Death has a way of sending us running, of sending our minds racing, of throwing us in countless directions. We seek out anything we can hold onto, anything that feels stable and secure. Because to be quite honest, death makes us feel insecure, unstable, even lost and confused. And those things that we hold onto, they have their place, they’re of great importance, indeed they’re good. Today we give thanks for a man full of joy and humility, and in that, we take comfort in the lives of the saints that we follow. These things are good. But they aren’t the end. They aren’t the only things.

 

For indeed, Walt himself, didn’t hold these things as the true hope, as the sure comfort, as the joy that even exists in the midst sorrow. No, the true joy, the comfort that’s given today, tomorrow, next week, and fifty years down the road, that hope is Christ himself. That hope is the Son of God who loves his creation, you and I, Walt himself, and He loves his people in this way, passionately and with the utmost joy. For as much as Walt clung to the promises of Christ, of his true body and blood, of this sure and certain food that actually forgives sins, that actually makes righteous and holy, and that actually preserves faith to eternal life. As much as Walt held onto these things in his life, the hope this day is that Christ has more passionately, more joyfully, and more intensely held onto Walt.

 

That is the promise and the love that really matters. For that is the joy that began for Walt at the waters of Holy Baptism, where He was brought not just to the font, not just to the pastor, not just to the water, but as Jesus declares today, to the very heart and name of God Himself. That Baptism, that washing of sin, burying into Christ’s death and raising into his resurrection is the very promise that Jesus gives today in the Gospel of John, that “All that the Father has given to me, all who have been brought into this faith, these are the ones I promises never to lose, never to forsake, never to abandon, but to raise them up on the last day.”

 

Walt is not lost, he hasn’t been misplaced. It is not that we don’t know where he has gone. Christ Himself has said it, He has made it so, nailing this very promise into his own flesh and blood on the cross. In that death, he has taken up our death, our fears and insecurities, our sins and our sorrows. And in that death, that loving, passionate, and yes, even joyful death, He has held onto Walt, more intensely, more joyfully, more than Walt or you and I could ever hope for.

 

Christ lives, and because Christ lives, so does Walt. Because Christ lives, so do all who are found in his name, washed in his Word, fed by his table, and held by his promises.

 

This is our hope, it is what carries us today, tomorrow, and every day after. It is hope even amidst sadness, even amidst grief. It is a sure and certain foundation, unshaken, tested, tried and true even by death itself. It is the plain, simple and direct Word that Walt believed, and that also comes to you. Christ is for you. And He comes to be given to you. To be held fast in faith for you.

 

He comes in mercy through His Water, Word, Body and Blood. He comes to hold onto you not just on Sundays, but every day, calling you to the gathering of His church, keeping you at the table of his salvation, and walking with you, as He has with Walt, every step of the baptismal road.

 

For indeed Christ lives, and He holds onto you, onto your faith, onto your sadness, onto your grief, onto your very life. He has done so for Walt, and He promises the same to you.

 

Walt loved with passion and with joy, and he still does, for He is now found at that table, at that feast that has no end, soon you and I will join him.

 

Thanks be to God, for He does all things well.

 

In the name of the Father, and of the Son, and of the Holy Spirit. Amen.

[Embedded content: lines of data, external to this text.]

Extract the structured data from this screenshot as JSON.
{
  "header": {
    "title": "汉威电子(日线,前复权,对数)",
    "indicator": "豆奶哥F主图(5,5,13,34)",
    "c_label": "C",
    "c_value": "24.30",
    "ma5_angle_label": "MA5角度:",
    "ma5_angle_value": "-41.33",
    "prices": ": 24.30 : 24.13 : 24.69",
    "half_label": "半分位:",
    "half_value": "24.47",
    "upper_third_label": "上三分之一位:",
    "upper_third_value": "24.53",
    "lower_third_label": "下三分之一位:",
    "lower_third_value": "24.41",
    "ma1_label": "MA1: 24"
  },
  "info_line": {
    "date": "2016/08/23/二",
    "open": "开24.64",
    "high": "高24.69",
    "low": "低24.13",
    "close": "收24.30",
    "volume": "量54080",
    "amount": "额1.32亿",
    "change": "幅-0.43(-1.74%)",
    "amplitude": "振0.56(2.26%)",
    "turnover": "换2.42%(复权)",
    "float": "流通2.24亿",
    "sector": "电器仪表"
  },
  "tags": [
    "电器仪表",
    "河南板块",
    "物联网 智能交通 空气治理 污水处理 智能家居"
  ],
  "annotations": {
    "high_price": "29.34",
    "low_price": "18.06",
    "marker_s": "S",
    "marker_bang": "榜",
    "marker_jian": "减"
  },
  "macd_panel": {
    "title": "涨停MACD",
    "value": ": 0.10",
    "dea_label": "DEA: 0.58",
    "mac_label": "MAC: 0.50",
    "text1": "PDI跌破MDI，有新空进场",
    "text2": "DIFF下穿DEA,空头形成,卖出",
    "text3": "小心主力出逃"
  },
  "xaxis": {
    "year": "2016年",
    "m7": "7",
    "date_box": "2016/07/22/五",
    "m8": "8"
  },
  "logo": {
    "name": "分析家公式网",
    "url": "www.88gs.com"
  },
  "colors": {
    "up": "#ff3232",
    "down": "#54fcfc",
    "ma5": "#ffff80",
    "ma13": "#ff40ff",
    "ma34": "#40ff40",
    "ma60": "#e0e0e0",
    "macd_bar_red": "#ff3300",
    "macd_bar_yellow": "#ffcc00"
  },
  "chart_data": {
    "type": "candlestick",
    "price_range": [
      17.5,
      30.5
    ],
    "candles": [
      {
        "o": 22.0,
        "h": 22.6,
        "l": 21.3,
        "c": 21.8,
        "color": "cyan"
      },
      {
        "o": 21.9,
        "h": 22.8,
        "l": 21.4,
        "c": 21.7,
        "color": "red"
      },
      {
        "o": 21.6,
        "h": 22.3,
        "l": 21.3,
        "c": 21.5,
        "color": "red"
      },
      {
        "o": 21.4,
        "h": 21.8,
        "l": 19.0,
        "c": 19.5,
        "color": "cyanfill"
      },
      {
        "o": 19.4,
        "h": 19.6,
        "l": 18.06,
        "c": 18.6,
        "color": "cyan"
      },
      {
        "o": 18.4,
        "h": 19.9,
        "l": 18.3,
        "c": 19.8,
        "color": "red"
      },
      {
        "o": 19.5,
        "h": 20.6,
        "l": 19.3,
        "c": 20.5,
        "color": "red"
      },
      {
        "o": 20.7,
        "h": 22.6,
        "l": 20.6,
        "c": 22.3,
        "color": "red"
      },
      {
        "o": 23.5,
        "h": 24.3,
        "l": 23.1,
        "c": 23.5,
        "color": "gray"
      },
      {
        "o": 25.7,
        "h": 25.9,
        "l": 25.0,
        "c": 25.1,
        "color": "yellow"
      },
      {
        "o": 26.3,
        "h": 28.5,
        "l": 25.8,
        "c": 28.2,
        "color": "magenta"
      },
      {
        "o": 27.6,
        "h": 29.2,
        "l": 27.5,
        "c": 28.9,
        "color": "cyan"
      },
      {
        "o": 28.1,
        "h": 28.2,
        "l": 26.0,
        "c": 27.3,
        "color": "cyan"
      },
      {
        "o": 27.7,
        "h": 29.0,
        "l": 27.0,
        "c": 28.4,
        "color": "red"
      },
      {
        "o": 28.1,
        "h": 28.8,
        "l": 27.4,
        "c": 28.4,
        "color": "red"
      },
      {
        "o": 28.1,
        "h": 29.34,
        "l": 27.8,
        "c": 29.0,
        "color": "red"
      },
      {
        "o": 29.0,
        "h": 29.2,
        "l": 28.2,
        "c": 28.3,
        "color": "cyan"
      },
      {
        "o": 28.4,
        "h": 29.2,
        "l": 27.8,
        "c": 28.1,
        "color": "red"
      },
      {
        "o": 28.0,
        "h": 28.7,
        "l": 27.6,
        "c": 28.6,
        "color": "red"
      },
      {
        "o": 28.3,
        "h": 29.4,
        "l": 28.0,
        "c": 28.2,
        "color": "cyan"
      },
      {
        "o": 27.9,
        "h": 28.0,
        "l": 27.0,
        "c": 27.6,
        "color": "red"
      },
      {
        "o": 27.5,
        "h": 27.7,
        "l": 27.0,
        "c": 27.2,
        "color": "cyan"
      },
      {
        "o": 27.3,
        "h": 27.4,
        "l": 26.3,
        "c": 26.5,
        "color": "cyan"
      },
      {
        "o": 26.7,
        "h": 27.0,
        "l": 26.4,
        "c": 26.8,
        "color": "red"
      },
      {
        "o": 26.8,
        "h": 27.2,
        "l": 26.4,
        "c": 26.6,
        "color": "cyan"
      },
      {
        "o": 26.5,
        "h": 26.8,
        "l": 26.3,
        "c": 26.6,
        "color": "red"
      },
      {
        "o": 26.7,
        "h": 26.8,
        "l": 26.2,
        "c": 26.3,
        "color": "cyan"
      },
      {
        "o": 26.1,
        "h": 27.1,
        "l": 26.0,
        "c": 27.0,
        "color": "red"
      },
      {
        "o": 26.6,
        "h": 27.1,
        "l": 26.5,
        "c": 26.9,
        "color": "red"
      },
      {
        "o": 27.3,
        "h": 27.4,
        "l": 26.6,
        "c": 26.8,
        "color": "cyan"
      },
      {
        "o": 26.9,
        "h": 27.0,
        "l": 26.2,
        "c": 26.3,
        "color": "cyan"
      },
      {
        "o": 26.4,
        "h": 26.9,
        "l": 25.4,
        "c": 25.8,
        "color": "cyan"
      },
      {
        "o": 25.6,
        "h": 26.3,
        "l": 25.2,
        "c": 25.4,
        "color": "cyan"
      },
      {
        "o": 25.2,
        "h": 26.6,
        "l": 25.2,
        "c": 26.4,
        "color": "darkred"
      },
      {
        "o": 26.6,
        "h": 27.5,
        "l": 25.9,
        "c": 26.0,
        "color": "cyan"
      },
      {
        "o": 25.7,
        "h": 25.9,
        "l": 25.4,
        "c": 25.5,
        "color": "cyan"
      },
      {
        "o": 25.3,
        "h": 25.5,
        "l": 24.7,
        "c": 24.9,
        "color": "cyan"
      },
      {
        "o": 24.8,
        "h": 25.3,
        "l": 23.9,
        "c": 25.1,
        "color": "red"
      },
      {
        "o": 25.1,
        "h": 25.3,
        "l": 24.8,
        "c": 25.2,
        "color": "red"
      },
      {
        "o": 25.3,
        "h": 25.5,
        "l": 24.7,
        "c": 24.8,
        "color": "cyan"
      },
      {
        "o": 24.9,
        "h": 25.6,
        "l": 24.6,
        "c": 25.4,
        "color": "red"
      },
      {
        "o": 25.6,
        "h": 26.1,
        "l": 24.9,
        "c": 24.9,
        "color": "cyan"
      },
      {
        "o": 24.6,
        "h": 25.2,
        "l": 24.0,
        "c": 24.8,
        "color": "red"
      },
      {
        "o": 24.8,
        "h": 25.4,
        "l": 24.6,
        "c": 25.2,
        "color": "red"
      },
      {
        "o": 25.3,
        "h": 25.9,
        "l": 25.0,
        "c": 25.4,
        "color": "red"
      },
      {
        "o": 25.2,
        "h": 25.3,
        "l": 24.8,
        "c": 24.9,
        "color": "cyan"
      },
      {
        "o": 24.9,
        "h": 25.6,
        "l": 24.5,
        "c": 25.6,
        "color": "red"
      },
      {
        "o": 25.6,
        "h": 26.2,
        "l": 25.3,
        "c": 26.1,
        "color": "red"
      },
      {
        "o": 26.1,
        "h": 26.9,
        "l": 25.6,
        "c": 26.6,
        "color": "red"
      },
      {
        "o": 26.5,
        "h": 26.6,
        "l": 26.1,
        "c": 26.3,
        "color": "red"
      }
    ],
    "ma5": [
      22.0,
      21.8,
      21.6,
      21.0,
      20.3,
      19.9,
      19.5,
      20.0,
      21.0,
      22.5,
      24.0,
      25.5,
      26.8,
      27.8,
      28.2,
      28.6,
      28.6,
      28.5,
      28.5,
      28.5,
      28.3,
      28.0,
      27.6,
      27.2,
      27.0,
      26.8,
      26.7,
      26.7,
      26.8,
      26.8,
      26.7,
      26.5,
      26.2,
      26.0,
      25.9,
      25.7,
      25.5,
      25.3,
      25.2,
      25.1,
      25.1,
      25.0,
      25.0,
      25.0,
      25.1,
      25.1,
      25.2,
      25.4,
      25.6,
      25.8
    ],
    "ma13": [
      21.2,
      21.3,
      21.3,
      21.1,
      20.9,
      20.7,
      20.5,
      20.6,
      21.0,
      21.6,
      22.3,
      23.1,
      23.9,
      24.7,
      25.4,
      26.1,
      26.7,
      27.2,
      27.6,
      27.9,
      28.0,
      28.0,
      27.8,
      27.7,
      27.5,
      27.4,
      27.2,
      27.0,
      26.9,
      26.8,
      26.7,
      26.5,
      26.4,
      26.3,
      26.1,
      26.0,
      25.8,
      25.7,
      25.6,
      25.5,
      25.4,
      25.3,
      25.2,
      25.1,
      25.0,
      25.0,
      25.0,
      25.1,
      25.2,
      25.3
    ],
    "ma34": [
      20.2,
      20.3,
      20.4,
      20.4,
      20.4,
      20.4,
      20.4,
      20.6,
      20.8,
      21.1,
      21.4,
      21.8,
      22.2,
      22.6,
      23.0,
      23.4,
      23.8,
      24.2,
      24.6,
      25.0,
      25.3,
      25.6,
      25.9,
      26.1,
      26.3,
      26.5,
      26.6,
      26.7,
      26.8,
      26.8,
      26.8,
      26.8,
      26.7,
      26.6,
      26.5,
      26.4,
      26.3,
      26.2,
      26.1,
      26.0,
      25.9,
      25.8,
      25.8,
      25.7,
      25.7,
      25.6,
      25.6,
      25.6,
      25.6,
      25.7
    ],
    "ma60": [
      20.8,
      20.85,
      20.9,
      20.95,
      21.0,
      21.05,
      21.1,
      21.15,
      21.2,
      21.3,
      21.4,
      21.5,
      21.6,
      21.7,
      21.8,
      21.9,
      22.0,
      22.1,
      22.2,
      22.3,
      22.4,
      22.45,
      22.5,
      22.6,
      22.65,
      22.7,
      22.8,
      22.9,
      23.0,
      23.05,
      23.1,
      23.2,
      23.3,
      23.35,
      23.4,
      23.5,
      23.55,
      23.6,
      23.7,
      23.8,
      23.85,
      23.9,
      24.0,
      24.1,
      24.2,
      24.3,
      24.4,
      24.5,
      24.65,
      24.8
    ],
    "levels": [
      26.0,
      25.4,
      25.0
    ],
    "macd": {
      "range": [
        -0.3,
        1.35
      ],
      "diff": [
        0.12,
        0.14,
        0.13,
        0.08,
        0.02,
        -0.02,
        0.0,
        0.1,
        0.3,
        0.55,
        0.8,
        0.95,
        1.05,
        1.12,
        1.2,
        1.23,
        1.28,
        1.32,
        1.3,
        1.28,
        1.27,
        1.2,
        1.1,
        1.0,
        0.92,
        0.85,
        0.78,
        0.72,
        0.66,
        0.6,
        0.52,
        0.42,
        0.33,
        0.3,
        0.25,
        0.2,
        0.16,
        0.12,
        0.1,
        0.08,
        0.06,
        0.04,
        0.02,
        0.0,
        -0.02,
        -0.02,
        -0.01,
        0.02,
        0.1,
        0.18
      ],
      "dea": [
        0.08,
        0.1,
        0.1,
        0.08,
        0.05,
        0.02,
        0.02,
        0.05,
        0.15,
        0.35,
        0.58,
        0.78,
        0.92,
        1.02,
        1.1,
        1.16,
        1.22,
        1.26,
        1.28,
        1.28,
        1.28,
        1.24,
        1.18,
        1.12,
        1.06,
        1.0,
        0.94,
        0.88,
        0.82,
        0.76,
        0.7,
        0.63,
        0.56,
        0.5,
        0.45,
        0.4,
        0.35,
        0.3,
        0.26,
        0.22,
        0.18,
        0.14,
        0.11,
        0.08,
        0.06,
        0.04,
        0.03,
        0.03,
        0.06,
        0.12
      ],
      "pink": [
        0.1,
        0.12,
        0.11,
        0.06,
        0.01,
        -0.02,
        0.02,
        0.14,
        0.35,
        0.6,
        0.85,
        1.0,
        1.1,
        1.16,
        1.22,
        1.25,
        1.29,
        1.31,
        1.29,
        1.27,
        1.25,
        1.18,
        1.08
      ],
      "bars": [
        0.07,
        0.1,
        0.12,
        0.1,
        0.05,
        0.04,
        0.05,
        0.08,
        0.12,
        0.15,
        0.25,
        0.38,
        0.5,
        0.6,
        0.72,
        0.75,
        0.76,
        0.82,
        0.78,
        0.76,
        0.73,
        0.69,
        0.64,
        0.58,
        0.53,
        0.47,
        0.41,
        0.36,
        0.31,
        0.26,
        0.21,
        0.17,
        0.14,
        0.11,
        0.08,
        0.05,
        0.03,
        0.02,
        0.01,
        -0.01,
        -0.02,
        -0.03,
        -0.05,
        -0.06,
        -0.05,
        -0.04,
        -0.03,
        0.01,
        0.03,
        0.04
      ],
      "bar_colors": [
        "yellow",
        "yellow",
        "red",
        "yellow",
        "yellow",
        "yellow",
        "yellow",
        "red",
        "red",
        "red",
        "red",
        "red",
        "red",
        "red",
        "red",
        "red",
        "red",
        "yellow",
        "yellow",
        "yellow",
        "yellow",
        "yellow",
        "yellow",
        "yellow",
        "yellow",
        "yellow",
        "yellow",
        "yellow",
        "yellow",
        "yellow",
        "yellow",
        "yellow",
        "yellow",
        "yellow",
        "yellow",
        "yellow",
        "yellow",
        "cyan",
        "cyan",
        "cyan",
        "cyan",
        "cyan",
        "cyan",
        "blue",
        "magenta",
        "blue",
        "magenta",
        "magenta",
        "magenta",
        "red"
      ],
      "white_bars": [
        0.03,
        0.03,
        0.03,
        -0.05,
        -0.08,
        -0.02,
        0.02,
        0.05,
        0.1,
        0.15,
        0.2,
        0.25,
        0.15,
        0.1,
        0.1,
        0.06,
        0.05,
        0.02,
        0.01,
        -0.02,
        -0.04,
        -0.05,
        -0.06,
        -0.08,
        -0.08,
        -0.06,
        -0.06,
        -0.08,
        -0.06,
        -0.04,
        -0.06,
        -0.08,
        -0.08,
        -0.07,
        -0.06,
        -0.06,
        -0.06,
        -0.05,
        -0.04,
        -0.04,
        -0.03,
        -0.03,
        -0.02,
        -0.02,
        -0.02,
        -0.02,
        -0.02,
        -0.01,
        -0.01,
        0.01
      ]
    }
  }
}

And now may the peace of God, which passes all understanding, guard your hearts and your minds in Christ Jesus, Amen.